QV figures for February show the average value of a Rotorua house is now $417,653. That's up 8 per cent from 12 months ago and an increase of 1.9 per cent over the past three months.
Harcourts Rotorua sales consultant Hielke Oppers said in 2015, 2016 and 2017 prices increased between 20 and 25 per cent year-on-year.
"That was never going to be sustainable for more than two or three years, even with things tapering down a bit at the end of 2017.
"The real estate market moves in cycles, and it appears we are going into a period of sustainable growth of maybe between 5 and 15 per cent year-on-year."
Oppers said sustainable growth was more in line with inflation and income adjustments.
"I see it as being back to normal for a period after a few years playing catch-up. It's a market working itself out."
Oppers said while it was still a sellers' market, there was more of a balance between buying and selling.
"While Rotorua still has a shortage of stock, I also think people are taking a little more time, doing a little more homework and ensuring a few more boxes are ticked on their wish lists before buying a property.
"They're waiting for the right property to come onto the market."
Professionals McDowell Real Estate co-owner Steve Lovegrove described the market as strong, consistent and reliable.
"It's certainly not the boom and bust of two or three years ago," Lovegrove said.
He said to see Rotorua ahead of national figures was "good enough for me". Nationally residential property values for February increased 6.5 per cent over the past year and 1.2 per cent over the past three months.
"For too many years Rotorua was behind the eight ball but following our big leap forward, it's good to see prices are continuing to increase.
"It reflects our belief that 2018 will be a good year to buy and sell a house in Rotorua."
Lovegrove said there was still evidence of strong buyer activity, particularly in the first- and second-home buyers bracket.
"This is because there are still out-of-town people relocating to Rotorua so people with smaller houses are confident of selling and buying something bigger."
He described investor activity as modest.
Ann Crossley, First National Rotorua principal and Real Estate Industry of New Zealand district forum leader, said the QV figures were not unexpected.

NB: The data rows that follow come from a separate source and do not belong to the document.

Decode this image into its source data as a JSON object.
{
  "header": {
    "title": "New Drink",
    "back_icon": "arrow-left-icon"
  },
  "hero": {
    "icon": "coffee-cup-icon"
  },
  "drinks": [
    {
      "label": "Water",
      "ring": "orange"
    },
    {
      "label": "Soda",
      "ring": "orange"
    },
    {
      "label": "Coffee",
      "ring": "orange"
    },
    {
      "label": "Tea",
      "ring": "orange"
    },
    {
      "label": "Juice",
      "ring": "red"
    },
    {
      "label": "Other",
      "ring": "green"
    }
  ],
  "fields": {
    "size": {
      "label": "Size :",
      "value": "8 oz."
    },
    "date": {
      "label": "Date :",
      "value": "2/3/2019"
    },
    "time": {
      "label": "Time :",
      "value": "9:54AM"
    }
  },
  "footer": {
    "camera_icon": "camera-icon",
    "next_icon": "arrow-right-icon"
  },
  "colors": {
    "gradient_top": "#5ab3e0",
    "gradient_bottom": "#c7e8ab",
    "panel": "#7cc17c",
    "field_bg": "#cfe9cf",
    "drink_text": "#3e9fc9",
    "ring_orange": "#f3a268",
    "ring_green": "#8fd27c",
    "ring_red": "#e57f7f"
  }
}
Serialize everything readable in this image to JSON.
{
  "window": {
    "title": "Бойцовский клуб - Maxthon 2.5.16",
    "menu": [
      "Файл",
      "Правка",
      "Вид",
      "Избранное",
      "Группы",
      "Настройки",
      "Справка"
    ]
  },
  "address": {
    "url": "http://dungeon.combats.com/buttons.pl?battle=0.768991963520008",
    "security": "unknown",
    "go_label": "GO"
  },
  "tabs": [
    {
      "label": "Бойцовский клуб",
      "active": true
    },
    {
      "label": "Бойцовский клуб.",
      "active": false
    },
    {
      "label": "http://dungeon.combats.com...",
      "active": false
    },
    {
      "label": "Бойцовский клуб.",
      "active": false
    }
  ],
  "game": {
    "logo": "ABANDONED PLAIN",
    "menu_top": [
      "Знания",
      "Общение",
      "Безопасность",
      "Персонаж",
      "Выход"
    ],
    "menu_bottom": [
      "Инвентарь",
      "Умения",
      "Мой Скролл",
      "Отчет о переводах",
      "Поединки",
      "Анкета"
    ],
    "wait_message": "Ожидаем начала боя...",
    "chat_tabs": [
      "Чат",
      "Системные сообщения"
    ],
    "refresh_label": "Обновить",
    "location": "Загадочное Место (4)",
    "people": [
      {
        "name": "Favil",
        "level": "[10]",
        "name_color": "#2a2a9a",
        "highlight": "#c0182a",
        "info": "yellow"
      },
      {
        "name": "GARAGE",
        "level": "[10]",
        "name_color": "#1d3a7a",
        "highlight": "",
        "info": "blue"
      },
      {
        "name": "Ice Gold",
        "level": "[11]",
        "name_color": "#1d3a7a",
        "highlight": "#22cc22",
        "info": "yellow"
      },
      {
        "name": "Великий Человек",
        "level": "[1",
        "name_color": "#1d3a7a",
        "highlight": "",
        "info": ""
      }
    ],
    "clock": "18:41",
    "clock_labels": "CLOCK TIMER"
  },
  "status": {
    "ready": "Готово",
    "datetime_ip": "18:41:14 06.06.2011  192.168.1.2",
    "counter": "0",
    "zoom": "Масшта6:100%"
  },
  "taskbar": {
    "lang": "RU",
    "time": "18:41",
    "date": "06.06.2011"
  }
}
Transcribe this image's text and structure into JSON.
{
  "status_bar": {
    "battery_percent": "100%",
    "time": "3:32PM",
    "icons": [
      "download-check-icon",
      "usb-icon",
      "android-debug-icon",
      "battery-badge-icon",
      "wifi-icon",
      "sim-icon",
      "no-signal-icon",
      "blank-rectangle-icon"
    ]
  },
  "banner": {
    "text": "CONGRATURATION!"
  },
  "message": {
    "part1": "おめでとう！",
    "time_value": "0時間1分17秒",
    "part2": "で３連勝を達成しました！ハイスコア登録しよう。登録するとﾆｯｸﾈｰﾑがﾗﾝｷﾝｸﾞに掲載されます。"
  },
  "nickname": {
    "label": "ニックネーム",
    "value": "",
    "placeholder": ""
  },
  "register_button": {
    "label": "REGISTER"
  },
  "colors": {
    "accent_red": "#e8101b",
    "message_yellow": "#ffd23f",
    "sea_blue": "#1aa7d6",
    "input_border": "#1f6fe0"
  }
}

"Many of the drivers in the Rotorua market have not changed where they have in other regions," Crossley said. "We've been talking about supply and demand for some time and there is still a shortage in Rotorua. Our supply and demand is not going to change overnight which paints a positive picture for people wanting to sell."